Below is the inside view of the fencing sandwiched between the 2x4 on the top and sides (not shown, it was also sandwiched on the bottom, as was the top of the hardware cloth.
Below is a picture of the top not yet covered with the fencing. The chain link was rolled out across the top and secured by sandwiching 2x4s again, like the walls.
Here is a shot of the first length of chain link stretched out over the ceiling joists.
Here is a shot of the first ceiling 2x4 sistered up.
Here is the first and section section of chain link secured!
And the view from inside!
Now, where the real fun begins.....my son wired together 6 widths of the 1/2 inch hardware cloth which I stapled down to the 2X6 treated on the ground. I then married up another 2X6 treated with the long 3.5" screws. We'll repeat the entire hurricane clip process on the inside studs everywhere too.
Once that hardware cloth was down, using a rented mini-veyor (sweet if you need to move a lot of material) and a borrowed dingo, we dropped in about 1-2 inches of 1.5" minus gravel for drainage.
Here's my son raking and shoveling gravel while working on building those adolescent muscles to impress the 8th grade girls this fall!
After that, we laid down landscape fabric to keep the run sand from filling in the gravel, and provide drainage for the sand.
(It must be noted that I have been convinced by reading all the message boards here on run and coop materials, sand sounds like the best, easiest to maintain flooring/litter material)
Next we loaded 4-5 inches of sand - up to the top of the base board! (I cooked my wife's Duramax fuel filter casing seals hauling 2.5 to 3 yards of sand up to my house....not really to my house, the Yukon died and wouldn't start only 1/2 mile from my house!)
(Pics of fully sanded run with the girls strutting around in it to be inserted here)
Thanks to my friend Paul for lending me his 4 ton jacks to get the trailer full of sand off my Yukon's hitch!
Thanks to my neighbor Steve for helping me get that trailer up to my house to dump it!
We got as far as filling the run and the coop with sand (after cleaning out the pine shavings in the coop - eeewwww!) Definitely feeling the litter method using sand over pine shavings after that experience. I'll post some more pics shortly.

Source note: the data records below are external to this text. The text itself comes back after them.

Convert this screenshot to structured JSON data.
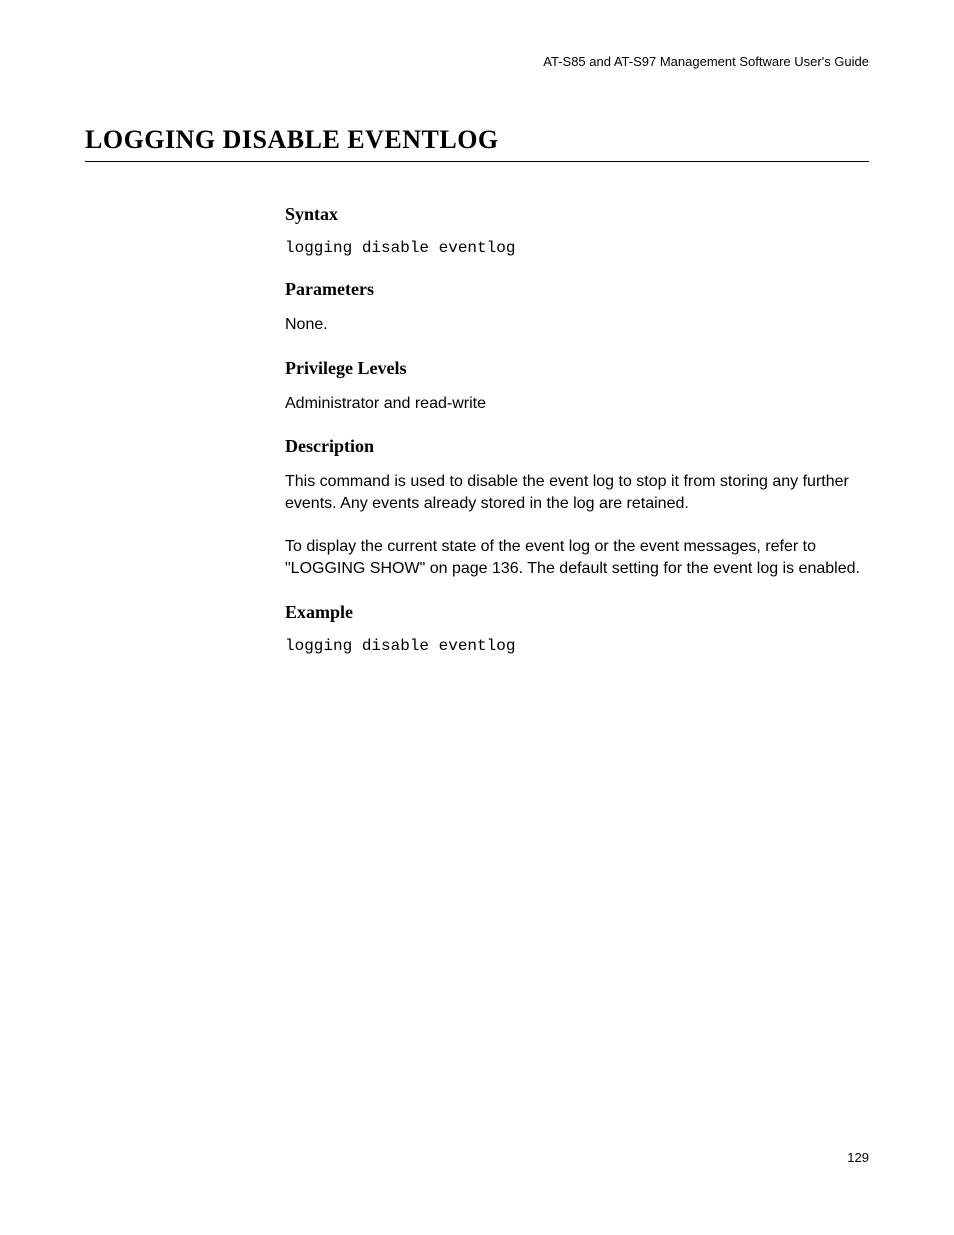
{
  "header": {
    "running_title": "AT-S85 and AT-S97 Management Software User's Guide"
  },
  "title": "LOGGING DISABLE EVENTLOG",
  "sections": {
    "syntax": {
      "heading": "Syntax",
      "code": "logging disable eventlog"
    },
    "parameters": {
      "heading": "Parameters",
      "text": "None."
    },
    "privilege": {
      "heading": "Privilege Levels",
      "text": "Administrator and read-write"
    },
    "description": {
      "heading": "Description",
      "para1": "This command is used to disable the event log to stop it from storing any further events. Any events already stored in the log are retained.",
      "para2": "To display the current state of the event log or the event messages, refer to \"LOGGING SHOW\" on page 136. The default setting for the event log is enabled."
    },
    "example": {
      "heading": "Example",
      "code": "logging disable eventlog"
    }
  },
  "page_number": "129"
}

Now, for some doors! I sandwiched some rigid foam insulation between OSB. (Keep the girls warm in the winter during our cold winters at 5600 feet of elevation)
I also screwed on some sides and top and bottom.

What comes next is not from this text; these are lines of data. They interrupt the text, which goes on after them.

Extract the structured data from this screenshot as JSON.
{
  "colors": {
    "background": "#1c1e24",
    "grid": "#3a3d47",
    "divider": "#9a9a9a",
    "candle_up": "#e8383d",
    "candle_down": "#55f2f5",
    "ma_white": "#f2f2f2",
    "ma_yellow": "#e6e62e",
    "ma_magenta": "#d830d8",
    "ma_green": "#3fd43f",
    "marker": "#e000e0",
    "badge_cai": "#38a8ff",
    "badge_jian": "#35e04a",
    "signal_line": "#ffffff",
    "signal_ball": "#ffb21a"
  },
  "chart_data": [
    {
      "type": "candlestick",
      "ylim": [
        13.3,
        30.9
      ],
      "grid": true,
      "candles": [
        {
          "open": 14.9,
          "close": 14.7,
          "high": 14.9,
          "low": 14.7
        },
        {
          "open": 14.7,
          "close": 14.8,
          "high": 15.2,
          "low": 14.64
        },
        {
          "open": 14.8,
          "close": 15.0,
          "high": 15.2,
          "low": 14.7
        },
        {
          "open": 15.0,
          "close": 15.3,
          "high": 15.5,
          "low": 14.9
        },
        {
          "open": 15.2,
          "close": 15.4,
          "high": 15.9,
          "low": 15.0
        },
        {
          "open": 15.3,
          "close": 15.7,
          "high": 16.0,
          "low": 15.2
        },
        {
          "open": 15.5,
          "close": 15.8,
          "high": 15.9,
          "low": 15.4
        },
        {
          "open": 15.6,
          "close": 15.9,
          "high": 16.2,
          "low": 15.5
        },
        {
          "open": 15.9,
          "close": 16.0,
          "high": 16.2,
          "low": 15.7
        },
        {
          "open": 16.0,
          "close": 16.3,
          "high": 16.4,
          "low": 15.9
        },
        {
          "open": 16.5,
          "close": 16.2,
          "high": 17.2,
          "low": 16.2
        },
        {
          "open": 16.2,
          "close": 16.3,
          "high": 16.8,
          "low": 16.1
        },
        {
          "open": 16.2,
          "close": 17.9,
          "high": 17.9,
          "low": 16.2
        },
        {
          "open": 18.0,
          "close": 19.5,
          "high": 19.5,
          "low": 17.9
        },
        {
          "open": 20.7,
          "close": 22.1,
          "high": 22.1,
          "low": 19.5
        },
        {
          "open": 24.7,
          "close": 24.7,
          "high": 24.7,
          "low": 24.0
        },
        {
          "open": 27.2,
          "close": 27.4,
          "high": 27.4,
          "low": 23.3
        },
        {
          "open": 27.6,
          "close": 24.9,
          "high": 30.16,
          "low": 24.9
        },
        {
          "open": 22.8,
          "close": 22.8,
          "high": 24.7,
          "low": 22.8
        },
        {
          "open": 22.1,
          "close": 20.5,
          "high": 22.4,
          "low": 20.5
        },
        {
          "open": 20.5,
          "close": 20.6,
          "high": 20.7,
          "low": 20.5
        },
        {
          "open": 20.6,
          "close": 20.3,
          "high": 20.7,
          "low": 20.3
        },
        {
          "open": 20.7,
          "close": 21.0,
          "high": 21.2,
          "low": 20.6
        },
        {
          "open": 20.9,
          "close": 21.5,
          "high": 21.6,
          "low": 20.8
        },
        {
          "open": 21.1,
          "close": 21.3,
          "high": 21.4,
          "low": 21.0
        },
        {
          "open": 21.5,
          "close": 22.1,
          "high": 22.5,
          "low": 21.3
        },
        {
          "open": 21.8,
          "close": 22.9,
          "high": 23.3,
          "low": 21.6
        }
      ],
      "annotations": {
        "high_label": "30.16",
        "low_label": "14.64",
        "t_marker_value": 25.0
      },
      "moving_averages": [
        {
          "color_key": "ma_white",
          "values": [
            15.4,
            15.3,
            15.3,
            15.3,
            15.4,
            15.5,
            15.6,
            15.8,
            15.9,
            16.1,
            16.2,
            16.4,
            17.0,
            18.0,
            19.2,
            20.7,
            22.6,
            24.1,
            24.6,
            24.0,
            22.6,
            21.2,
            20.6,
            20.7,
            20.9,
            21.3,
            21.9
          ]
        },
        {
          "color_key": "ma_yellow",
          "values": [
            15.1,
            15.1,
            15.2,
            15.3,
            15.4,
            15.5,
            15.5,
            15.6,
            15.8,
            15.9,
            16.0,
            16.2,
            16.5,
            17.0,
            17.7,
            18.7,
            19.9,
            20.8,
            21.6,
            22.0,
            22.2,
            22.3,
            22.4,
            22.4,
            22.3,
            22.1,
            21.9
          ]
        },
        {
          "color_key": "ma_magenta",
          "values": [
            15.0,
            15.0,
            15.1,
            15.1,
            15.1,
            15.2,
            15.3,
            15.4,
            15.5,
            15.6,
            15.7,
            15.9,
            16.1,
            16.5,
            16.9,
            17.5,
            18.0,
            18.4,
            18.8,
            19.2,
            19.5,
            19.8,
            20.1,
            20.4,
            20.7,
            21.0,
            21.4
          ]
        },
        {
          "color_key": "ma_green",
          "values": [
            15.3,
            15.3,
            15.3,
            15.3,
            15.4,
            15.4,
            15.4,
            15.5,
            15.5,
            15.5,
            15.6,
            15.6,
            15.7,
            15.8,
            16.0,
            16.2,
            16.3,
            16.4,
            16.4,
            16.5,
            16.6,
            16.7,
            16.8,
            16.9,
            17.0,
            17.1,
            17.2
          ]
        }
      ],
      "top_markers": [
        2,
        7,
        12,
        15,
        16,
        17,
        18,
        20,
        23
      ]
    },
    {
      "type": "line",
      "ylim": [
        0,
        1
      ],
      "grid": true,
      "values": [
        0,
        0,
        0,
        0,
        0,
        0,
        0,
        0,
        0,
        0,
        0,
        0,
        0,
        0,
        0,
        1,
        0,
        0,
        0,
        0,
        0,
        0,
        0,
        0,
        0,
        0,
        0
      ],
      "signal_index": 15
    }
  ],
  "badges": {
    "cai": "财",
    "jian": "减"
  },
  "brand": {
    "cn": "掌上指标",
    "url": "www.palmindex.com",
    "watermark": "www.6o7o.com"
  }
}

I built a track out of spare trex and set the door in the trex - slides real smooth!
I built the top slide rail from trex as well, but had to mount it under this 2x4. Slides real well!
Next, I have to show off the ramp the girls have to get in and out of the coop. Again, scrap trex laying around the yard!
I fastened Trex to two treated 2X4. All these pieces were cut 11 inches wide. The ribs were 1.5" width sides ripped off the side of some mocha brown trex. I thought the two colors go together nicely!
Here is a close-up. Needs some deck cleaning solution!
I attached the 2x4s to the frame with some hinges so the kids and I can lift up the ramp and secure it to the ceiling while we clean the run.
Because of the gap and the low spot, I decided to suster up two 11 inch lengths of trex to place in the gap. I had to leave it removable so the hinges still had room to work.
This close-up of the top shows the level walk out that is the transition between the coop and run ramp.
Next on the agenda:
- post pics of the roost sytem (mostly completed)
- fashion the pulley system to open and close the door from outside the run
- route and sand all the sharp corners to ensure that covering tarp doesn't get shredded by anything sharp
- secure the tarp to the roof to give them shade and shelter from the sun and elements
- create mounting system for auto-feeder and auto-waterer
- install electrical in coop to run fan, lights, and heat (if needed)
- install ventilation fan inside coop to keep the fresh air moving (at least in summer)
- install light fixtures
- fashion portal or window to peek into the coop at at night
- Finish insullating last wall and nesting box access door
- Carpet nesting boxes with sweet excess artificial turf
- Install nesting boxes.